The exhibition Otto Dix: The Evil Eye, on display at the Tate, Liverpool, is a collection of portraits taken in Germany between 1919 and 1933. The photographer’s philosophy was that the subliminal messages received from people’s facial expressions, clothing and surroundings are able to describe the conditions of the society in which they were living. I am not sure whether I agree entirely but I admire the use of photography to document the lives of ordinary people.
Dix took portraits of a wide range of people of the time – artisans, children, musicians, actors, vagrants, aristocrats, businessmen, gypsies, Politicians, soldiers and the Hitler Youth. The photos are displayed against a backdrop of a textual history of the period. More information here.
The Roy Lichtenstein exhibition was, as always, a bright and joyful display of his well known Pop Art, commonplace now but highly original and shockingly new when first released. Here are some of my favourites.
A large scale, block mounted, ‘Athena’ version of ‘Wham!’ hung over our fireplace at our student flat at 2 Market Place, Faversham in 1972/73.
I was in Liverpool for a couple of days visiting old friends, Jan and Gary Martin, and my brothers and sisters in law, Tommy and Terri and John and Mary. No trip to my home town is complete without a rant about the mindless vandalism caused to the historic waterfront by the steel and black glass offices and apartments constructed on Mann Island. The iconic architecture of the city’s ‘Three Graces’, particularly the view from Albert Dock, have been blighted forever by these illiterate structures, promoted no doubt as redolent of the prow of Ocean Liners.
On a happier note, the Albert Dock Warehouses, the first fireproof bonded warehouses in the world, are now complemented by tall ships docked alongside. The warehouses were constructed on cast iron columns and floors and designed by Jesse Hartley and Philip Hardwick in 1846.
Lastly, a trip to Southport with Gary. The first time I have been there in over 40 years.
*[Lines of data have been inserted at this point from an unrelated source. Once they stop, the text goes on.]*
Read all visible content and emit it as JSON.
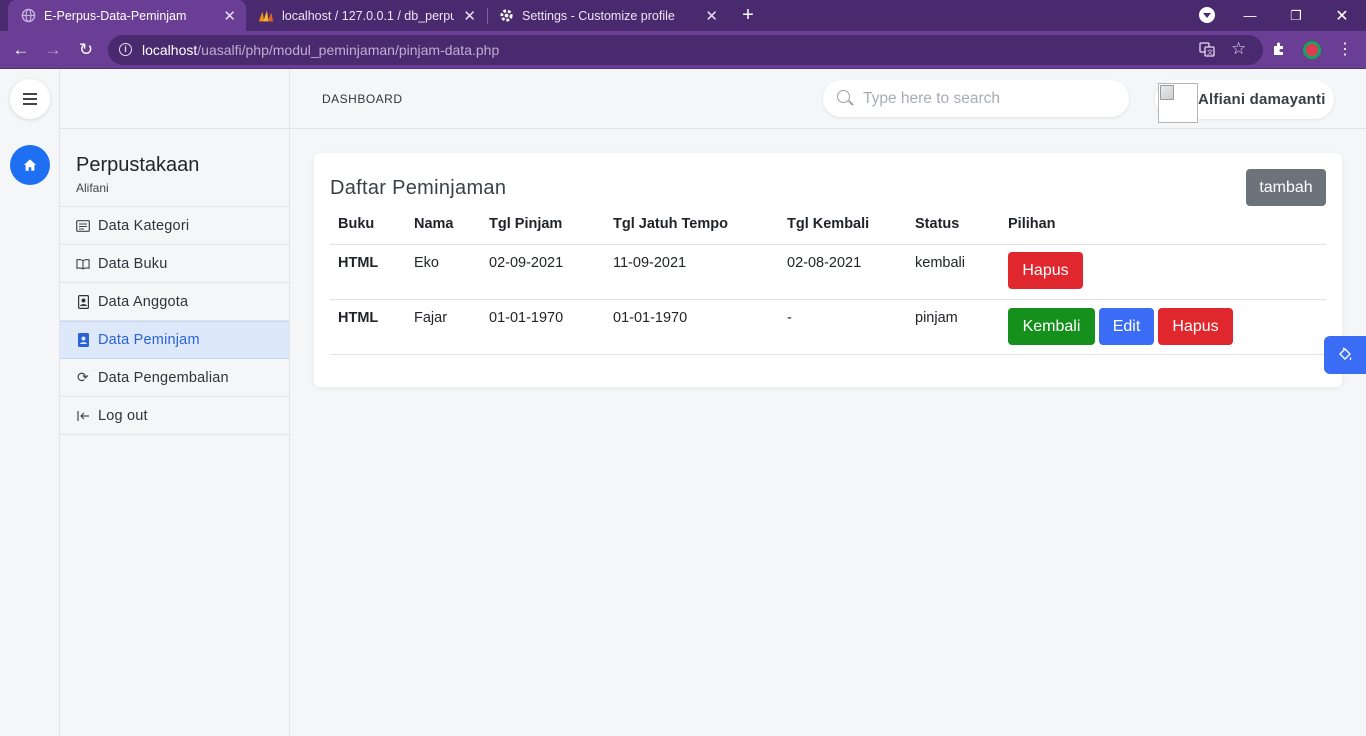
{
  "browser": {
    "tabs": [
      {
        "title": "E-Perpus-Data-Peminjam",
        "active": true,
        "icon": "globe-icon"
      },
      {
        "title": "localhost / 127.0.0.1 / db_perpus",
        "active": false,
        "icon": "phpmyadmin-icon"
      },
      {
        "title": "Settings - Customize profile",
        "active": false,
        "icon": "gear-icon"
      }
    ],
    "url_host": "localhost",
    "url_path": "/uasalfi/php/modul_peminjaman/pinjam-data.php",
    "theme_color": "#6a3e94"
  },
  "sidebar": {
    "brand": "Perpustakaan",
    "subtitle": "Alifani",
    "items": [
      {
        "label": "Data Kategori",
        "icon": "list-icon",
        "active": false
      },
      {
        "label": "Data Buku",
        "icon": "book-icon",
        "active": false
      },
      {
        "label": "Data Anggota",
        "icon": "member-icon",
        "active": false
      },
      {
        "label": "Data Peminjam",
        "icon": "borrower-icon",
        "active": true
      },
      {
        "label": "Data Pengembalian",
        "icon": "refresh-icon",
        "active": false
      },
      {
        "label": "Log out",
        "icon": "logout-icon",
        "active": false
      }
    ]
  },
  "header": {
    "breadcrumb": "DASHBOARD",
    "search_placeholder": "Type here to search",
    "user_name": "Alfiani damayanti"
  },
  "card": {
    "title": "Daftar Peminjaman",
    "add_button": "tambah",
    "columns": [
      "Buku",
      "Nama",
      "Tgl Pinjam",
      "Tgl Jatuh Tempo",
      "Tgl Kembali",
      "Status",
      "Pilihan"
    ],
    "rows": [
      {
        "buku": "HTML",
        "nama": "Eko",
        "tgl_pinjam": "02-09-2021",
        "tgl_jatuh_tempo": "11-09-2021",
        "tgl_kembali": "02-08-2021",
        "status": "kembali",
        "actions": [
          "Hapus"
        ]
      },
      {
        "buku": "HTML",
        "nama": "Fajar",
        "tgl_pinjam": "01-01-1970",
        "tgl_jatuh_tempo": "01-01-1970",
        "tgl_kembali": "-",
        "status": "pinjam",
        "actions": [
          "Kembali",
          "Edit",
          "Hapus"
        ]
      }
    ]
  },
  "colors": {
    "primary": "#3a6cf5",
    "danger": "#e0272e",
    "success": "#15901c",
    "secondary": "#6c737b"
  }
}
I used to cycle out there from Kirkby with some of my mates from school. Nothing much has changed: the sea is still nowhere to be seen. The town faintly visible on the horizon is Blackpool. Ken Dodd used to say: “I know a man who knows where the sea is”.